- E-commerce sales are still growing faster than the overall market.
(Amazon: $367.2B, Walmart: $64.6B, Target: $20.2B).
- Second HQ under construction in Arlington, VA costing $2.5 billion with plans to hire 2,500 new employees.
industrial single-tenant nnn sales volume & cap rate
Although overall e-commerce demand has declined, some retailers are having to adapt and make changes to their business strategies. To keep up with grow e-commerce demands, Walmart is building it’s first fulfillment center in Salt Lake City, UT. The industrial building will be more than 1 million square feet and will be used to fulfill online orders by storing millions of items that are picked, packed, and shipped directly to customers.
NATIONAL INDUSTRIAL EMPLOYMENT
NUMBER OF NATIONAL INDUSTRIAL INVESTMENT SALES
Average Summary Report – Cap Rates by Industry Sector
For this report, SRS reviewed Q4 2021 sales reported by Costar for the following sectors: Distribution, Food Processing/Cold Storage, Manufacturing and Warehouse. In Q4, it’s especially important to understand the impact of the ongoing pandemic has had on the relationship between length of lease term and capitalization rates across all product types, as well as how pandemic and overall market conditions have affected buyer bias toward certain sectors. To do so, we compiled the following average summary reports for several data points throughout each mentioned sector. *Note: this report captures data only for transactions which have reported a sale price and capitalization rate. The following data has been collected from sources deemed reliable; it may not include confidential and/or proprietary information of the marketplace.

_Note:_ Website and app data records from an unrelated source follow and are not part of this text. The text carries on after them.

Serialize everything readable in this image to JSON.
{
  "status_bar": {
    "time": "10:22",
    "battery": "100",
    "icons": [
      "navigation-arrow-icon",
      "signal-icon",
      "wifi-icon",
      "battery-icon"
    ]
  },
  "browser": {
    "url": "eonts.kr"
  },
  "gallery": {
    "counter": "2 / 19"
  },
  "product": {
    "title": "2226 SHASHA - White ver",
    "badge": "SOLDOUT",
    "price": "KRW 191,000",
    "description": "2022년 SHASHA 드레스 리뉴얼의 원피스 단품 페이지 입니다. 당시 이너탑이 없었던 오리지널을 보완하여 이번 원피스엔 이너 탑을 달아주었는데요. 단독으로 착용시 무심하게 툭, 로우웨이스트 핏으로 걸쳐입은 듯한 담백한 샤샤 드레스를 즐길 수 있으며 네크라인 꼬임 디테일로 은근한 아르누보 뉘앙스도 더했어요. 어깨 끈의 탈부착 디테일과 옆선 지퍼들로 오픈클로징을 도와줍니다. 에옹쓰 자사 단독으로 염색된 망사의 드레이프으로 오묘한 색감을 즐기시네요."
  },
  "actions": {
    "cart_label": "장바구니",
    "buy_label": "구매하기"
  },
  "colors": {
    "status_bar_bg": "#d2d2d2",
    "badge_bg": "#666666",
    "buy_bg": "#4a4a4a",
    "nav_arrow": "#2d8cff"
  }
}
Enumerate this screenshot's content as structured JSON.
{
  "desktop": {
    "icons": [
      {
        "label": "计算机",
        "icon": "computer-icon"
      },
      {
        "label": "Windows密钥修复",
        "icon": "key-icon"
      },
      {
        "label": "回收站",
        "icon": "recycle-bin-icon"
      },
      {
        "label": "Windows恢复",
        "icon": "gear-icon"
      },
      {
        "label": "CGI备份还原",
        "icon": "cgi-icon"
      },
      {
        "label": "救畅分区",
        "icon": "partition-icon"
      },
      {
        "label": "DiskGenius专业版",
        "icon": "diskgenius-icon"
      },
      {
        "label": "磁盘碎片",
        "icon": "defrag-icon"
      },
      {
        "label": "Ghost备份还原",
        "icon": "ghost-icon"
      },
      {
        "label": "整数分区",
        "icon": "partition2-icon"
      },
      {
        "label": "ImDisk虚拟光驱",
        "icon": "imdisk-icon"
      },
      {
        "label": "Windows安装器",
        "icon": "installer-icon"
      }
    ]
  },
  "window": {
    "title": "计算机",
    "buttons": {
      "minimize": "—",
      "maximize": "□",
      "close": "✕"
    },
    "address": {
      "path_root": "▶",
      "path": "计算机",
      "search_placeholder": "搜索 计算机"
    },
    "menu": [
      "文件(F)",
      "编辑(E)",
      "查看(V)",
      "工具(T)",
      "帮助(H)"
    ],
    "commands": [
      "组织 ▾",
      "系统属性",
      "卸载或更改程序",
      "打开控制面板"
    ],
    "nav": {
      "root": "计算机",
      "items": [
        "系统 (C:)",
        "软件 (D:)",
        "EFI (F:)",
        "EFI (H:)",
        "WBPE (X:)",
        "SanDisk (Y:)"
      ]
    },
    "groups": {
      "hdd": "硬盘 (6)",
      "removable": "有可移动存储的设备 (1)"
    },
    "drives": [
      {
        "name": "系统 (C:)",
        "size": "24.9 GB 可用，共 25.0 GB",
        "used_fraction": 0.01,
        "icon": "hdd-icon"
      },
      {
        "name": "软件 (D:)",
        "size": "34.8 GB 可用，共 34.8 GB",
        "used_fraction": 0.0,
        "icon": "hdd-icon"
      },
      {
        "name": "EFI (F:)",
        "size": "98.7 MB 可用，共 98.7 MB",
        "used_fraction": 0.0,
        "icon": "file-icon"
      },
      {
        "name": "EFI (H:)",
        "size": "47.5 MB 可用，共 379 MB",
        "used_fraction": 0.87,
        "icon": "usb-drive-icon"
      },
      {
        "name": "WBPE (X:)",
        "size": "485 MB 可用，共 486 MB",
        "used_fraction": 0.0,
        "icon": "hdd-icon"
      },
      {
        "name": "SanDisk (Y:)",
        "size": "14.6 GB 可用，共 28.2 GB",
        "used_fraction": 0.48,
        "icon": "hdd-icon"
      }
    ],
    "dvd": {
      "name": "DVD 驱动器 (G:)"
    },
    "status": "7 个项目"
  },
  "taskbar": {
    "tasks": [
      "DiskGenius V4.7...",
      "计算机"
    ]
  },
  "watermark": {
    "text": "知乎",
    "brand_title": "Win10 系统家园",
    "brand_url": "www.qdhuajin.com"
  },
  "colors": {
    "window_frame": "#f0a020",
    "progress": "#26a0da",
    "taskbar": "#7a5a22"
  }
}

Given challenging economic conditions caused by the supply chain crisis, distribution centers have been deemed as an essential industrial sector. As we move into the first half of 2022, demand in sales activity for distribution centers will be driven by e-commerce sales and the effects of the supply chain crisis. Future technology will continue to impact distribution centers as business continue to mold to technology logistic efficiencies. During 4Q, two deals that reached over the $50 million price point were the Home Deport distribution center in Effingham, IL and the Sherwin Williams distribution center in Salem, OR. Q4 cap rates recorded at 6.18% while average price per square foot increased to $181.
Food Processing/Cold Storage
Now that the pandemic has change consumer demand and the grocery store industry overall, food processing facilities and cold storage could look very different in the future. In addition, growing demand for pharmaceutical goods from outbound countries will likely cause US pharmaceutical companies to rely on refrigerated storage facilities to store their good. Due to these demand changes, this product type could see a jump of 12-15% if online sale continue post pandemic. Owners in this sector have been reluctant to sell their assets due to the extremely optimistic outlook of food processing & storage facilities moving forward.
The manufacturing industry is facing a critical labor skill gap because of the pandemic and can expect elevated uncertainty from a range of potential disruptors globally. In 2030, it is expected the skills gap could lead to 2.1 million unfilled manufacturing job. The industry can expect elevated uncertainty from a range of potential disruptors globally. However, despite labor and supply chain challenges, the manufacturing industry is growing at a fast pace. Deloitte projects manufacturing GDP to grow 4.1% in 2022 compared to 3.5% for 2021. As of November 2021, YOY manufacturing jobs increased by 2.9% and are expected to continue to grow. Cap rates for manufacturing product increase by 32 bps from 3Q, closing Q4 at 6.52%.
As e-commerce continues to grow and evolve, the warehouse market will mold to demand. Rapid advances in technology and rising customer expectations are transforming warehouses from a physical primarily serving infrastructure as long-term storage facilities to order fulfillment centers. Many warehouse sales feature local industrial tenants with relatively small reach and brand recognition compared to distribution, where the sector is dominated by national/credit tenants like Amazon, Home Depot, FedEx, etc. For the past four quarters, cap rates for the warehouse sector have held steady in the mid-6.0% range with Q4 closing at 6.79%.